What's particularly interesting about Buettner's research is the breakdown of different diets consumed in each region. While there isn't one specific type of diet each Blue Zone follows (they eat a variety of fiber-rich foods, vegetables, fruits, dairy, and a small amount of meat, and fish), it was easy to determine a few general themes in the types of diets these people follow. Specifically, the more common foods that are consumed.

It was clear that a majority of Blue Zone residents commonly eat a combination of healthy starches. These starches include whole grains, legumes, and potatoes. Vegetables came in a close second for each zone, along with fruit—all foods that are high in fiber and rich in plant-based nutrients.


First, it's important to note the types of carbs that are being consumed by these communities. Whole grains like oats, barley, and brown rice are commonly consumed. Bread products typically have whole grains and most of the time are made from scratch. This includes loaves of sourdough, tortillas, flatbreads, and even pasta.

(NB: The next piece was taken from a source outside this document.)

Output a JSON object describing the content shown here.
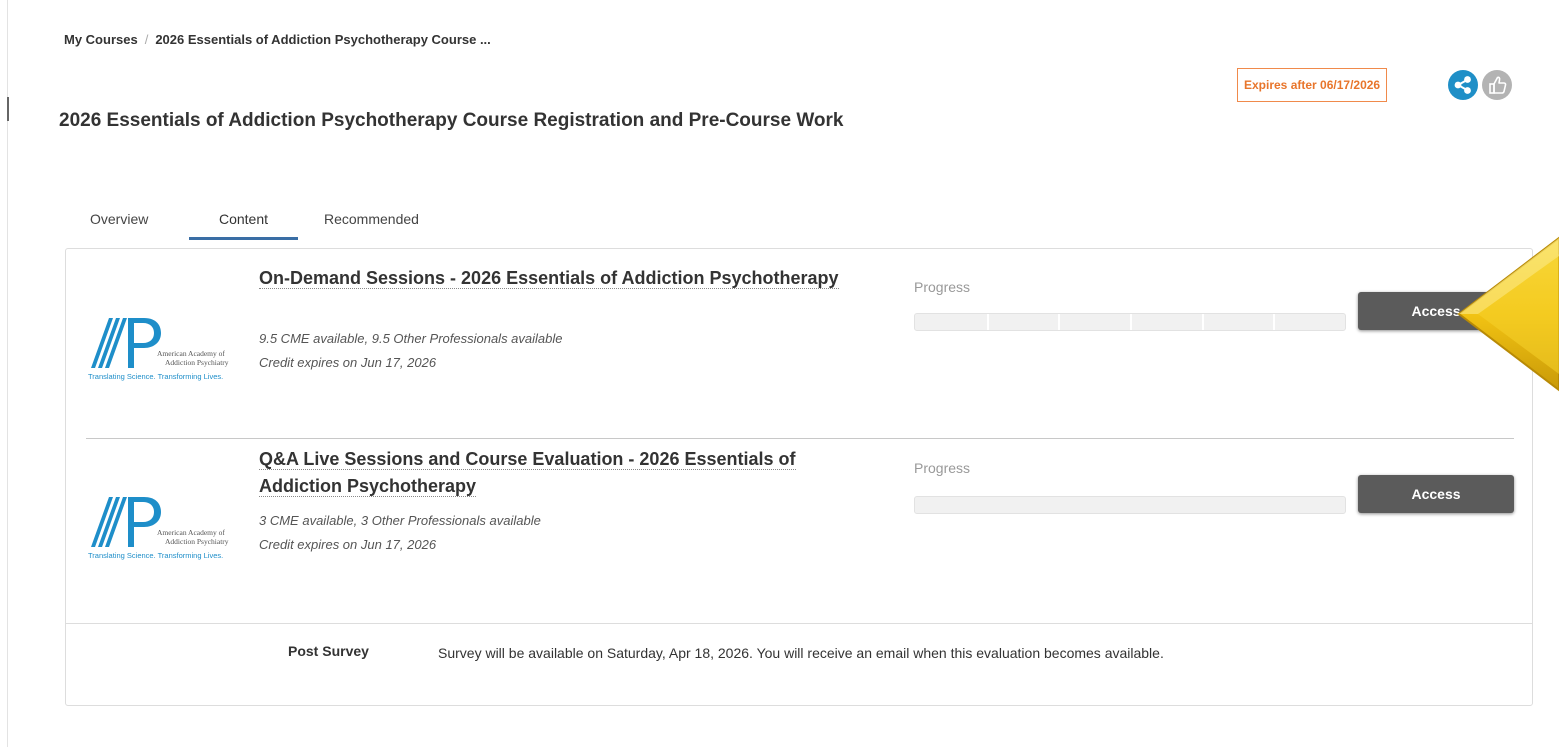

Sweet potatoes are a staple for the community in Okinawa. Legumes—such as beans, chickpeas, and lentils—are also considered staples for many of the other communities. In Loma Linda, legumes and soy products are more commonly consumed, along with vegetables, while the percentage of grains in their diet is much smaller.

In a dieting world where eating ultra-low-carb is met with such high praise, these communities are welcoming healthy starches with open arms—and living the longest.

High-fiber diets linked with longevity

While the longevity of these communities is linked to all kinds of other factors (genetics, exercise, community outreach, and more), research continues to prove the link between eating a high-fiber diet and living a long life.

One study published in JAMA Internal Medicine found that diets rich in dietary fiber can reduce the risk of death from cardiovascular, respiratory, and infectious diseases.

Another meta-analysis of 17 studies from the American Journal of Epidemiology found that, for every 10 grams of fiber consumed, it cut the mortality risk for almost one million participants by 10%.

Lastly, a 2019 study in The Lancet concluded that diets high in fiber (consuming between 25 and 29 grams of fiber a day) reduced the risk of coronary heart disease, stroke, type 2 diabetes, colorectal cancer, and also helped with significantly lowering total cholesterol, blood pressure, and even bodyweight.

The 2020-2025 Dietary Guidelines for Americans says more than 90% of women and 97% of men do not get their recommended intake of fiber a day and should consume more whole grains, fruits, and vegetables to reach their goals. The USDA recommends adults up to the age of 50 to consume 25 grams of fiber for women and 38 grams for men. Adults over 50 should consume between 21 and 30 grams.

You can also get a boost of healthy fiber (and starches) in your diet by incorporating these 43 Best High-Fiber Foods For a Healthy Diet into your routine.

Kiersten Hickman
Kiersten Hickman is a freelance health and nutrition journalist. Read more about Kiersten